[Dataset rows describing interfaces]

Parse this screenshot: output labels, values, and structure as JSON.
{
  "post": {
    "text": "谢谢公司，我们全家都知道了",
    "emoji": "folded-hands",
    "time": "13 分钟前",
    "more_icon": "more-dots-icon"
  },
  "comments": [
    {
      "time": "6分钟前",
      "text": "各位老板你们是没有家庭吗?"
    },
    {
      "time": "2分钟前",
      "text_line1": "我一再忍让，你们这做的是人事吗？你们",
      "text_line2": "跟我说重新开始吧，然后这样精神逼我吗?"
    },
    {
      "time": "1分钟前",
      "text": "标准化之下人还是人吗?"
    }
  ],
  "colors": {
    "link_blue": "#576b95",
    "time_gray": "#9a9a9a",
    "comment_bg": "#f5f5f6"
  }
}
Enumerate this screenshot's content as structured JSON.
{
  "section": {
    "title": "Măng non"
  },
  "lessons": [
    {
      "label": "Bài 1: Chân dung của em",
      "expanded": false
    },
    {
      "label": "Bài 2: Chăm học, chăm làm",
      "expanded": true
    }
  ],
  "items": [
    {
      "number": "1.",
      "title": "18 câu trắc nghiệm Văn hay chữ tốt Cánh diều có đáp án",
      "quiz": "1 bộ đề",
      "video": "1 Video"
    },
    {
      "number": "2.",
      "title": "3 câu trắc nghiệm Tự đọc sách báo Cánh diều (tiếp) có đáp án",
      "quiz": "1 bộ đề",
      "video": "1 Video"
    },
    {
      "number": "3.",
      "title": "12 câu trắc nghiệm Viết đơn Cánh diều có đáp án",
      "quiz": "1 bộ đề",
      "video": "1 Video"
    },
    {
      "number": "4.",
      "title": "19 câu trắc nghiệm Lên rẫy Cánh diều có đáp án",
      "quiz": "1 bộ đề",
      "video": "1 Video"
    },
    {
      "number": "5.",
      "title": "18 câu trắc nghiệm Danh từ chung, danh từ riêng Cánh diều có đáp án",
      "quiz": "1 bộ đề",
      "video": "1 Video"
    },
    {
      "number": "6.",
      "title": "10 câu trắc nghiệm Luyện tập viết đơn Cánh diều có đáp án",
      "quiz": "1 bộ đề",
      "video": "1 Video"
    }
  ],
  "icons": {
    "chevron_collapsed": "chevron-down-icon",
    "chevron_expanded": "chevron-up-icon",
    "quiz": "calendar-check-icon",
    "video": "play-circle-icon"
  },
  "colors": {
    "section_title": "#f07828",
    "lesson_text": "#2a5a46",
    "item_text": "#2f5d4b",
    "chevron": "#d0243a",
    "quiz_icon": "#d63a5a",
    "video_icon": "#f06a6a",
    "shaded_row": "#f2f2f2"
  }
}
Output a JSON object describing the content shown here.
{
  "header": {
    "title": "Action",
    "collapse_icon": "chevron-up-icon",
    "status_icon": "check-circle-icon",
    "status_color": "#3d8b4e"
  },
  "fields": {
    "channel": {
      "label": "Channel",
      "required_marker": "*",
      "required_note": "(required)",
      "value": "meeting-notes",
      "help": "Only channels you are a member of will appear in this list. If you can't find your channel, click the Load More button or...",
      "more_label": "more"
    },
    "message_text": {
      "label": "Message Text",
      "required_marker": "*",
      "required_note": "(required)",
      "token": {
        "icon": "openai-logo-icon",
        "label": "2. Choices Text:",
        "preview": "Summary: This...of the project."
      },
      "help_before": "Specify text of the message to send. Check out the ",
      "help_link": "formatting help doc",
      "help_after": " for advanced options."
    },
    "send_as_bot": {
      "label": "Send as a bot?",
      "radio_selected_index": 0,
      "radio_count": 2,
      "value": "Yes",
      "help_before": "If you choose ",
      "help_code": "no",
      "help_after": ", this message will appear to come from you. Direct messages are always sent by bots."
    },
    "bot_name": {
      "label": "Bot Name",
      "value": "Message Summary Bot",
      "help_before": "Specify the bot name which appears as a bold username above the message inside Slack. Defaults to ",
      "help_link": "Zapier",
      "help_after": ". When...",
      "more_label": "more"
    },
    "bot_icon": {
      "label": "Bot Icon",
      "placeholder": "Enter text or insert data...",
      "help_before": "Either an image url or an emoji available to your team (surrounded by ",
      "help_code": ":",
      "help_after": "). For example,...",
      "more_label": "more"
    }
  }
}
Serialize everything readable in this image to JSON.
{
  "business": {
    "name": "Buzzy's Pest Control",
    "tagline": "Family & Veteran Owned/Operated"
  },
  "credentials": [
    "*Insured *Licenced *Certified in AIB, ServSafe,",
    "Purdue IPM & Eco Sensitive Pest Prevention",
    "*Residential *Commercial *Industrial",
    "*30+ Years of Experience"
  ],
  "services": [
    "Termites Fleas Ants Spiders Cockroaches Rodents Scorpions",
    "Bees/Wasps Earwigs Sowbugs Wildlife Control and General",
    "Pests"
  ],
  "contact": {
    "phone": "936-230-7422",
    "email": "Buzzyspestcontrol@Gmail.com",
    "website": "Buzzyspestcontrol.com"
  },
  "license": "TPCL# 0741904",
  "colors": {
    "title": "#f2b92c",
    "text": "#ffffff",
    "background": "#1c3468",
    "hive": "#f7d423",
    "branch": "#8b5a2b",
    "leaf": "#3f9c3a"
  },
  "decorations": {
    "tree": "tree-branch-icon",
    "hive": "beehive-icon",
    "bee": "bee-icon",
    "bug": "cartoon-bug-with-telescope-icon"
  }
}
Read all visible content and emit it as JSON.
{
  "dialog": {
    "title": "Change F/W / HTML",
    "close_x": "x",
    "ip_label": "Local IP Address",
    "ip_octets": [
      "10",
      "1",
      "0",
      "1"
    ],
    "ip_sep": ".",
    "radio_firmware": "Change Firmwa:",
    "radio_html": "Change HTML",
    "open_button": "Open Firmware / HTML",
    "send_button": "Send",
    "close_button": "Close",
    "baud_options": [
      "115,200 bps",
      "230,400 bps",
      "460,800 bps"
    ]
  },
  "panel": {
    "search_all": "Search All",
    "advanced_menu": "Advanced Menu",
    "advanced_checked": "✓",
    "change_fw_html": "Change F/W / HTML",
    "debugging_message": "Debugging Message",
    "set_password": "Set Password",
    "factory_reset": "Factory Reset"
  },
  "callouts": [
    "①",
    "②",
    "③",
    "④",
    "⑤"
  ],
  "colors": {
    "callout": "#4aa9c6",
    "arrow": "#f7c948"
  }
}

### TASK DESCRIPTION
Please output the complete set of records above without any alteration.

### TASK ANSWER
Parse this screenshot: output labels, values, and structure as JSON.
{
  "post": {
    "text": "谢谢公司，我们全家都知道了",
    "emoji": "folded-hands",
    "time": "13 分钟前",
    "more_icon": "more-dots-icon"
  },
  "comments": [
    {
      "time": "6分钟前",
      "text": "各位老板你们是没有家庭吗?"
    },
    {
      "time": "2分钟前",
      "text_line1": "我一再忍让，你们这做的是人事吗？你们",
      "text_line2": "跟我说重新开始吧，然后这样精神逼我吗?"
    },
    {
      "time": "1分钟前",
      "text": "标准化之下人还是人吗?"
    }
  ],
  "colors": {
    "link_blue": "#576b95",
    "time_gray": "#9a9a9a",
    "comment_bg": "#f5f5f6"
  }
}
Enumerate this screenshot's content as structured JSON.
{
  "section": {
    "title": "Măng non"
  },
  "lessons": [
    {
      "label": "Bài 1: Chân dung của em",
      "expanded": false
    },
    {
      "label": "Bài 2: Chăm học, chăm làm",
      "expanded": true
    }
  ],
  "items": [
    {
      "number": "1.",
      "title": "18 câu trắc nghiệm Văn hay chữ tốt Cánh diều có đáp án",
      "quiz": "1 bộ đề",
      "video": "1 Video"
    },
    {
      "number": "2.",
      "title": "3 câu trắc nghiệm Tự đọc sách báo Cánh diều (tiếp) có đáp án",
      "quiz": "1 bộ đề",
      "video": "1 Video"
    },
    {
      "number": "3.",
      "title": "12 câu trắc nghiệm Viết đơn Cánh diều có đáp án",
      "quiz": "1 bộ đề",
      "video": "1 Video"
    },
    {
      "number": "4.",
      "title": "19 câu trắc nghiệm Lên rẫy Cánh diều có đáp án",
      "quiz": "1 bộ đề",
      "video": "1 Video"
    },
    {
      "number": "5.",
      "title": "18 câu trắc nghiệm Danh từ chung, danh từ riêng Cánh diều có đáp án",
      "quiz": "1 bộ đề",
      "video": "1 Video"
    },
    {
      "number": "6.",
      "title": "10 câu trắc nghiệm Luyện tập viết đơn Cánh diều có đáp án",
      "quiz": "1 bộ đề",
      "video": "1 Video"
    }
  ],
  "icons": {
    "chevron_collapsed": "chevron-down-icon",
    "chevron_expanded": "chevron-up-icon",
    "quiz": "calendar-check-icon",
    "video": "play-circle-icon"
  },
  "colors": {
    "section_title": "#f07828",
    "lesson_text": "#2a5a46",
    "item_text": "#2f5d4b",
    "chevron": "#d0243a",
    "quiz_icon": "#d63a5a",
    "video_icon": "#f06a6a",
    "shaded_row": "#f2f2f2"
  }
}
Output a JSON object describing the content shown here.
{
  "header": {
    "title": "Action",
    "collapse_icon": "chevron-up-icon",
    "status_icon": "check-circle-icon",
    "status_color": "#3d8b4e"
  },
  "fields": {
    "channel": {
      "label": "Channel",
      "required_marker": "*",
      "required_note": "(required)",
      "value": "meeting-notes",
      "help": "Only channels you are a member of will appear in this list. If you can't find your channel, click the Load More button or...",
      "more_label": "more"
    },
    "message_text": {
      "label": "Message Text",
      "required_marker": "*",
      "required_note": "(required)",
      "token": {
        "icon": "openai-logo-icon",
        "label": "2. Choices Text:",
        "preview": "Summary: This...of the project."
      },
      "help_before": "Specify text of the message to send. Check out the ",
      "help_link": "formatting help doc",
      "help_after": " for advanced options."
    },
    "send_as_bot": {
      "label": "Send as a bot?",
      "radio_selected_index": 0,
      "radio_count": 2,
      "value": "Yes",
      "help_before": "If you choose ",
      "help_code": "no",
      "help_after": ", this message will appear to come from you. Direct messages are always sent by bots."
    },
    "bot_name": {
      "label": "Bot Name",
      "value": "Message Summary Bot",
      "help_before": "Specify the bot name which appears as a bold username above the message inside Slack. Defaults to ",
      "help_link": "Zapier",
      "help_after": ". When...",
      "more_label": "more"
    },
    "bot_icon": {
      "label": "Bot Icon",
      "placeholder": "Enter text or insert data...",
      "help_before": "Either an image url or an emoji available to your team (surrounded by ",
      "help_code": ":",
      "help_after": "). For example,...",
      "more_label": "more"
    }
  }
}
Serialize everything readable in this image to JSON.
{
  "business": {
    "name": "Buzzy's Pest Control",
    "tagline": "Family & Veteran Owned/Operated"
  },
  "credentials": [
    "*Insured *Licenced *Certified in AIB, ServSafe,",
    "Purdue IPM & Eco Sensitive Pest Prevention",
    "*Residential *Commercial *Industrial",
    "*30+ Years of Experience"
  ],
  "services": [
    "Termites Fleas Ants Spiders Cockroaches Rodents Scorpions",
    "Bees/Wasps Earwigs Sowbugs Wildlife Control and General",
    "Pests"
  ],
  "contact": {
    "phone": "936-230-7422",
    "email": "Buzzyspestcontrol@Gmail.com",
    "website": "Buzzyspestcontrol.com"
  },
  "license": "TPCL# 0741904",
  "colors": {
    "title": "#f2b92c",
    "text": "#ffffff",
    "background": "#1c3468",
    "hive": "#f7d423",
    "branch": "#8b5a2b",
    "leaf": "#3f9c3a"
  },
  "decorations": {
    "tree": "tree-branch-icon",
    "hive": "beehive-icon",
    "bee": "bee-icon",
    "bug": "cartoon-bug-with-telescope-icon"
  }
}
Read all visible content and emit it as JSON.
{
  "dialog": {
    "title": "Change F/W / HTML",
    "close_x": "x",
    "ip_label": "Local IP Address",
    "ip_octets": [
      "10",
      "1",
      "0",
      "1"
    ],
    "ip_sep": ".",
    "radio_firmware": "Change Firmwa:",
    "radio_html": "Change HTML",
    "open_button": "Open Firmware / HTML",
    "send_button": "Send",
    "close_button": "Close",
    "baud_options": [
      "115,200 bps",
      "230,400 bps",
      "460,800 bps"
    ]
  },
  "panel": {
    "search_all": "Search All",
    "advanced_menu": "Advanced Menu",
    "advanced_checked": "✓",
    "change_fw_html": "Change F/W / HTML",
    "debugging_message": "Debugging Message",
    "set_password": "Set Password",
    "factory_reset": "Factory Reset"
  },
  "callouts": [
    "①",
    "②",
    "③",
    "④",
    "⑤"
  ],
  "colors": {
    "callout": "#4aa9c6",
    "arrow": "#f7c948"
  }
}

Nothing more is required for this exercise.